To break the silence, Shyamalan boldly proclaimed that he's the highest paid writer, word for word, in the world, and then he asked the students how they thought he's managed to pull that off. One kid assumed the Academy Award nominated director had connections. Another chalked it up to dumb luck. Nope and nope. "No one on this planet can write me better than me," Shyamalan finally told them. "That permission to be okay with my flawed, misfit self in my scripts has made them stand out."
That's a pretty good way to think about I Got Schooled. The author's flawed voice is front and center early, and he sounds like a bore. "One thing you need to know about me is I'm seriously, clinically sentimental," he writes in the prologue. A few pages later, "Something you should know about me is that I'm a pretty selfish guy." He's also, he tells us, an "eternal optimist on steroids," "obsessive," a "dictionary fiend," and the kind of guy who agonizes over menus.
But Shyamalan's voice also makes this book stand out. It's alive with the romantic conviction that America's education problems can be solved, and unlike many, he's not going to send us to Scandinavia to solve them. "One bit of advice I'm ready to share is this: whenever anyone brings up Finland, back away slowly," he writes. "In fact it mystifies me that a country with fewer people than Greater Philadelphia, no civil rights problem, and virtually no significant income inequality is held up as a model for the United States."
I Got Schooled is a breezily written, research driven call to change America's approach to education. Shyamalan is smart and sincere, and his innovative ideas are unbound by the educational establishment.
The author glimpsed America's education gap in 2007 while scouting Philadelphia high schools for his film The Happening. His breakthrough moment arrived at a dinner when Penn Presbyterian Medical Center's chief medical officer explained that — if strictly adhered to — a regiment of balanced diet, good sleep, exercise, no smoking and stress management "beats every pill" when it comes to keeping patients healthy. Shyamalan thought there must be similar tenets that would restore the health of our ailing schools. After four years of research and a lot of work with experts, he says he's found them: No Roadblock Teachers, The Right Balance of Leadership, Feedback, Smaller Schools and More Time in School.
The book debunks several myths. Perhaps the biggest is the notion that smaller class size makes for a better education. Politically, Shyamalan points out, this plays very well. When California teachers' unions demanded higher pay in 1991, for example, then Governor Pete Wilson fought back by going on a teacher hiring spree. More teachers, smaller classes. This allowed him to spite the unions and score huge political points with voters, who intuitively assumed that smaller classes meant better education.

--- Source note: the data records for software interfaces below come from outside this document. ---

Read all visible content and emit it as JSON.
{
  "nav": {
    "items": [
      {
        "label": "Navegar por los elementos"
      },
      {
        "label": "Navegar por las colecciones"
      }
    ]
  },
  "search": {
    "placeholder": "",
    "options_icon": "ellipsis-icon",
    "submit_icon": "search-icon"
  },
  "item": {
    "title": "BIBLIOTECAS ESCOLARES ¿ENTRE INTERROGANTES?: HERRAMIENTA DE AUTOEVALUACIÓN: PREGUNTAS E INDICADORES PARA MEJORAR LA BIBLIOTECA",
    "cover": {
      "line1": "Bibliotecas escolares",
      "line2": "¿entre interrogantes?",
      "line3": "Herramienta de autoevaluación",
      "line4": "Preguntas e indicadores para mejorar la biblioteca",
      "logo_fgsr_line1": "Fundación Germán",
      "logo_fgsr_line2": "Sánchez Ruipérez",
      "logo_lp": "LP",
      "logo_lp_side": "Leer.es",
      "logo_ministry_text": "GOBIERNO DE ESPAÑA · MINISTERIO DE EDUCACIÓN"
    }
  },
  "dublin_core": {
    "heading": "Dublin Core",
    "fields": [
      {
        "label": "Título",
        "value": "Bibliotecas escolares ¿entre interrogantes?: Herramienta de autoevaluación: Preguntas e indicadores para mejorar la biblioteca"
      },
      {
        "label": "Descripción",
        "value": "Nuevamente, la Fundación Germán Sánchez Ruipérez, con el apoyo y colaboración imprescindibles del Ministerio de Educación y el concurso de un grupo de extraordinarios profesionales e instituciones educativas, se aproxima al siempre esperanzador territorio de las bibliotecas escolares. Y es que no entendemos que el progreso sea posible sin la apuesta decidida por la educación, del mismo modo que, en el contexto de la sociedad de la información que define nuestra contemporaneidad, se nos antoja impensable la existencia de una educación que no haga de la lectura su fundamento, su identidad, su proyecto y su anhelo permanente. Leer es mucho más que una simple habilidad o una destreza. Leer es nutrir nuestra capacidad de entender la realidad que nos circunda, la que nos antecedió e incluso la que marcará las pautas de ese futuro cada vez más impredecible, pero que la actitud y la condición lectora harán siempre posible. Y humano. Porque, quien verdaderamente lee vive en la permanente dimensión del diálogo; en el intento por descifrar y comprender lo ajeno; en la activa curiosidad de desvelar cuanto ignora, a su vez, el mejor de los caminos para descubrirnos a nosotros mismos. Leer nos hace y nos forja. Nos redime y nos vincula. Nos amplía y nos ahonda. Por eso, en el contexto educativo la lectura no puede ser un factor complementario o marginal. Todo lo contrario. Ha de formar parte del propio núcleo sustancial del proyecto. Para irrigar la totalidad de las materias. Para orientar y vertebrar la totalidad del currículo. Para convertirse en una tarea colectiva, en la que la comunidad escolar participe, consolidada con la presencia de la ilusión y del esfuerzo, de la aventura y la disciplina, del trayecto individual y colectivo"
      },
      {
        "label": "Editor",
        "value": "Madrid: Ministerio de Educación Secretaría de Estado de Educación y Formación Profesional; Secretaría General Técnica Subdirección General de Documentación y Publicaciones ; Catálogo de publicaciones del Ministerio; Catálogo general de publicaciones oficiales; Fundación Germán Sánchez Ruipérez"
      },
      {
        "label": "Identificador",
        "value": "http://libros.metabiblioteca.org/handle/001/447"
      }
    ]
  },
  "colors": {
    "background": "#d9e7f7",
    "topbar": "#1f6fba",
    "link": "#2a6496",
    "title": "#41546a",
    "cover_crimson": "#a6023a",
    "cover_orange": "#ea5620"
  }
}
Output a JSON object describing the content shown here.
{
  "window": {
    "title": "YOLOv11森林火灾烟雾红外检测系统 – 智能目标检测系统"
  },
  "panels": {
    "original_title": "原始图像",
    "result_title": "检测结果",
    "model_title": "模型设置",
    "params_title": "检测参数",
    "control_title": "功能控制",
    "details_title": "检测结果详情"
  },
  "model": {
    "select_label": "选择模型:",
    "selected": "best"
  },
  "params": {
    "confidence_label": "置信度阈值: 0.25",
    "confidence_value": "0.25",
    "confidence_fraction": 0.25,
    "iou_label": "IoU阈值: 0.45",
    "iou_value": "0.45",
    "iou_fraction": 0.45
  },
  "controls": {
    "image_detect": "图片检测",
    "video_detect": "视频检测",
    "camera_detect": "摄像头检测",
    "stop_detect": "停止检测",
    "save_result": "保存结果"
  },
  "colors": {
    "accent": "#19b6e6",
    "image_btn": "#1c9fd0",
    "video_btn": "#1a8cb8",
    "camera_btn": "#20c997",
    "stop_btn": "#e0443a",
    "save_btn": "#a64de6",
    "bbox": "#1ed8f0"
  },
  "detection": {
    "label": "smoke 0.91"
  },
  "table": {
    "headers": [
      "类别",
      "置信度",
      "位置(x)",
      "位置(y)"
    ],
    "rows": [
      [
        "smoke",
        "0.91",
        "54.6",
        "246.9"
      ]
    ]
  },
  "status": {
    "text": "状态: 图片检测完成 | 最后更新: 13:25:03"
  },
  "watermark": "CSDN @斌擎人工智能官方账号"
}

The numbers, however, don't back that up. Shyamalan cites a 2000 National Bureau of Economic Research study that states the average American class size in 1960 was 25.8 students, and it's been dropping ever since. If the trend continues, by 2017 a student in an average classroom could have as few as 15 classmates. "You could even argue," Shyamalan writes, "that the real problem with advocating for smaller class size is we've already done it."
Shyamalan believes all five of his tenets must be followed together to effect change, but he does stress the importance of good faculty, which sometimes means addition by subtraction through a new "evaluation system that permits schools to terminate teachers who are just not up to the challenges of instruction." Such a system could never be perfect, he concedes, which means some promising teachers would be shown the door.
"But in the real world, the system doesn't have to be perfect," Shyamalan writes. "It just has to recognize that the needs of America's students have to come first, even if the cost is some unfairness."